Why are politicians and those of us who vote for them so obsessed with inconsistency? We take that question on from three angles: how our brains are wired; the psychology of judging what's consistent; and how consistency plays out in leadership styles.
Pedestrians walk along a section of Jamaica Avenue in Woodhaven, Queens, New York. The neighborhood is part of an area targeted for congressional redistricting, but the process is still dragging on as the state's primary draws near.
By now, most states around the country have redrawn their political boundaries based on the 2010 census — and then there's New York.
For voters in the Forest Hills section of Queens, it has been rough. A year ago, they were represented by Democrat Anthony Weiner, who tweeted his way to infamy. Now, they're represented by Republican Bob Turner, who won a special election after Weiner resigned.
Right now, nobody even knows what district they're in.
Rick Santorum is trying to shake up the Republican primary by winning the primary Tuesday in Michigan — and many polls show him neck and neck with Mitt Romney. He's a former senator from Pennsylvania best known as a culture warrior. What's less well known is what he did after losing his re-election bid in 2006.
NHPR will broadcast a one-hour NPR special of the Arizona and Michigan primaries on Tuesday, February 28 from 9 - 10 p.m.
This special will feature candidate speeches, interviews, and expert analysis from NPR contributors E.J. Dionne (The Washington Post) and Matthew Continetti (The Weekly Standard). We'll also hear from NPR's Mara Liasson and Ron Elving, and check in with Ari Shapiro at the Mitt Romney camp and Don Gonyea at the Rick Santorum camp.
Originally published on Wed January 18, 2012 7:00 am
Scott Sanders will be eating lunch at his desk again. Sanders is the general sales manager for the NBC affiliate in Columbia — South Carolina's capital — so all his time is devoted these days to handling ad traffic ahead of Saturday's Republican primary.
"It's been crazy this week," Sanders says. "It will be hard to watch TV, because there are so many ads."
All five major GOP candidates have ads running during the station's nightly news programs. Their messages are also being amplified and augmented by supportive superPACs.
Campaigning in New Hampshire, Republican Mitt Romney accused President Obama of creating a bad business climate.
Romney said the President’s policies are designed to help his political allies more than the country as a whole.
He told voters in Salem that President Obama packed the National Labor Relations Board with union stooges; that he used the stimulus to repay public sector unions, and that the President backed green jobs initiatives to benefit supporters at companies like Solyndra.
Politicians and journalists always run a risk when they judge a voter strictly on on appearances.
There was a reminder of that Monday when Mitt Romney was forced to defend his opposition to gay marriage during a restaurant encounter with a grizzled Vietnam veteran who happened to be gay.
As it turned out the vet, Bob Garon, also was sitting at a restaurant booth with his husband when the unsuspecting Romney, campaigning at the Manchester restaurant, asked if he could sit down with them.
Former Utah Governor and Republican presidential candidate Jon Huntsman.
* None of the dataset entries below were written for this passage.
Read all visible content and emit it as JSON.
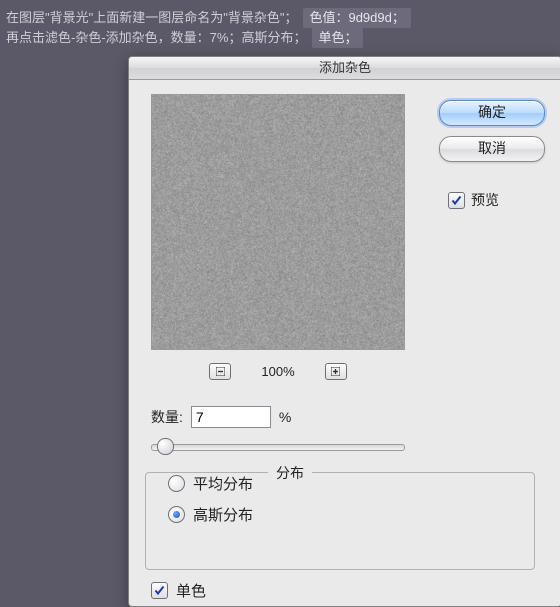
{
  "instructions": {
    "line1_main": "在图层\"背景光\"上面新建一图层命名为\"背景杂色\"；",
    "line1_chip": "色值：9d9d9d；",
    "line2_main": "再点击滤色-杂色-添加杂色，数量：7%；高斯分布；",
    "line2_chip": "单色；"
  },
  "dialog": {
    "title": "添加杂色",
    "buttons": {
      "ok": "确定",
      "cancel": "取消"
    },
    "preview_label": "预览",
    "preview_checked": true,
    "zoom": {
      "value": "100%"
    },
    "amount": {
      "label": "数量:",
      "value": "7",
      "unit": "%"
    },
    "distribution": {
      "legend": "分布",
      "uniform": "平均分布",
      "gaussian": "高斯分布",
      "selected": "gaussian"
    },
    "monochrome": {
      "label": "单色",
      "checked": true
    }
  }
}
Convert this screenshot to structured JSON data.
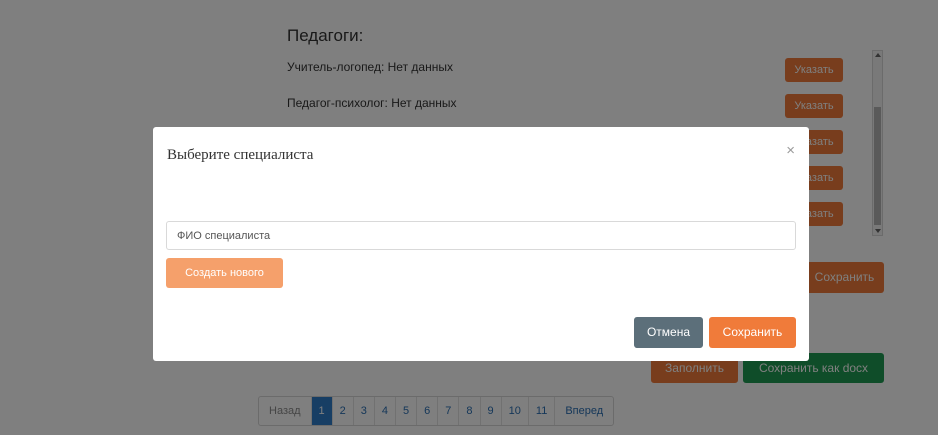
{
  "background": {
    "section_title": "Педагоги:",
    "specialists": [
      {
        "label": "Учитель-логопед: Нет данных"
      },
      {
        "label": "Педагог-психолог: Нет данных"
      }
    ],
    "indicate_label": "Указать",
    "save_label": "Сохранить",
    "fill_label": "Заполнить",
    "save_docx_label": "Сохранить как docx"
  },
  "pagination": {
    "prev_label": "Назад",
    "pages": [
      "1",
      "2",
      "3",
      "4",
      "5",
      "6",
      "7",
      "8",
      "9",
      "10",
      "11"
    ],
    "active_page": "1",
    "next_label": "Вперед"
  },
  "modal": {
    "title": "Выберите специалиста",
    "close_symbol": "×",
    "fio_placeholder": "ФИО специалиста",
    "fio_value": "",
    "create_label": "Создать нового",
    "cancel_label": "Отмена",
    "save_label": "Сохранить"
  },
  "colors": {
    "accent_orange": "#f07b3a",
    "light_orange": "#f5a06b",
    "cancel_gray": "#5c6f7a",
    "docx_green": "#1f9a52",
    "pagination_active": "#2e7cc9"
  }
}
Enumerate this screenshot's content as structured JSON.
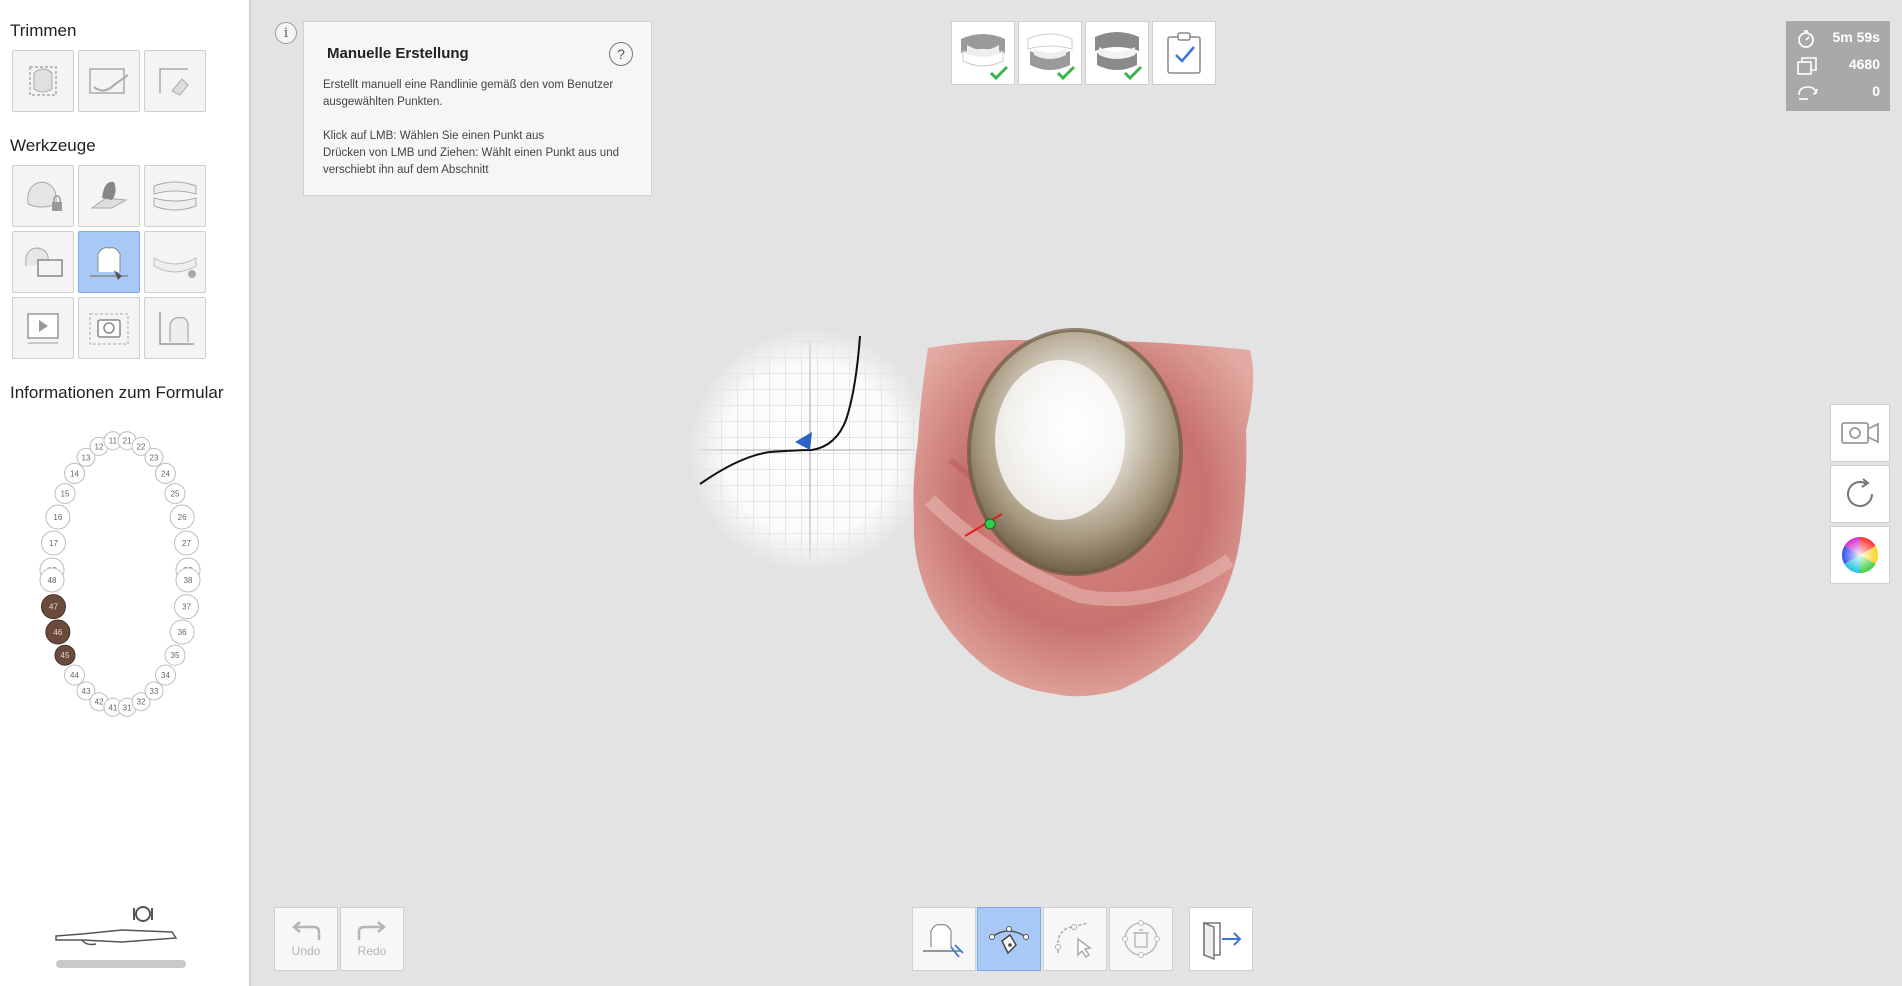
{
  "sidebar": {
    "trim_title": "Trimmen",
    "tools_title": "Werkzeuge",
    "form_title": "Informationen zum Formular",
    "trim_tools": [
      {
        "icon": "trim-box-icon"
      },
      {
        "icon": "trim-brush-icon"
      },
      {
        "icon": "trim-lasso-icon"
      }
    ],
    "tools": [
      {
        "icon": "tooth-lock-icon"
      },
      {
        "icon": "tooth-fill-icon"
      },
      {
        "icon": "occlusion-icon"
      },
      {
        "icon": "scan-compare-icon"
      },
      {
        "icon": "margin-line-icon"
      },
      {
        "icon": "arch-remove-icon"
      },
      {
        "icon": "video-play-icon"
      },
      {
        "icon": "camera-icon"
      },
      {
        "icon": "measure-icon"
      }
    ],
    "teeth_upper": [
      "18",
      "17",
      "16",
      "15",
      "14",
      "13",
      "12",
      "11",
      "21",
      "22",
      "23",
      "24",
      "25",
      "26",
      "27",
      "28"
    ],
    "teeth_lower": [
      "48",
      "47",
      "46",
      "45",
      "44",
      "43",
      "42",
      "41",
      "31",
      "32",
      "33",
      "34",
      "35",
      "36",
      "37",
      "38"
    ],
    "selected_teeth": [
      "47",
      "46",
      "45"
    ]
  },
  "info": {
    "icon": "i",
    "title": "Manuelle Erstellung",
    "help": "?",
    "description": "Erstellt manuell eine Randlinie gemäß den vom Benutzer ausgewählten Punkten.",
    "instruction_1": "Klick auf LMB: Wählen Sie einen Punkt aus",
    "instruction_2": "Drücken von LMB und Ziehen: Wählt einen Punkt aus und verschiebt ihn auf dem Abschnitt"
  },
  "steps": [
    {
      "icon": "upper-jaw-icon",
      "done": true
    },
    {
      "icon": "lower-jaw-icon",
      "done": true
    },
    {
      "icon": "occlusion-jaw-icon",
      "done": true
    },
    {
      "icon": "clipboard-check-icon",
      "done": false
    }
  ],
  "stats": {
    "time": "5m 59s",
    "count": "4680",
    "rotations": "0"
  },
  "bottom": {
    "undo_label": "Undo",
    "redo_label": "Redo"
  },
  "colors": {
    "accent": "#a8c8f6",
    "check_green": "#3cb44b",
    "selected_tooth": "#6b4a3e"
  }
}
He’s touting himself as the only candidate with real foreign policy experience, after serving as Ambassador to China and Singapore. We’ll talk with Huntsman about where he stands on the issues and why he’d be the best to take on President Obama.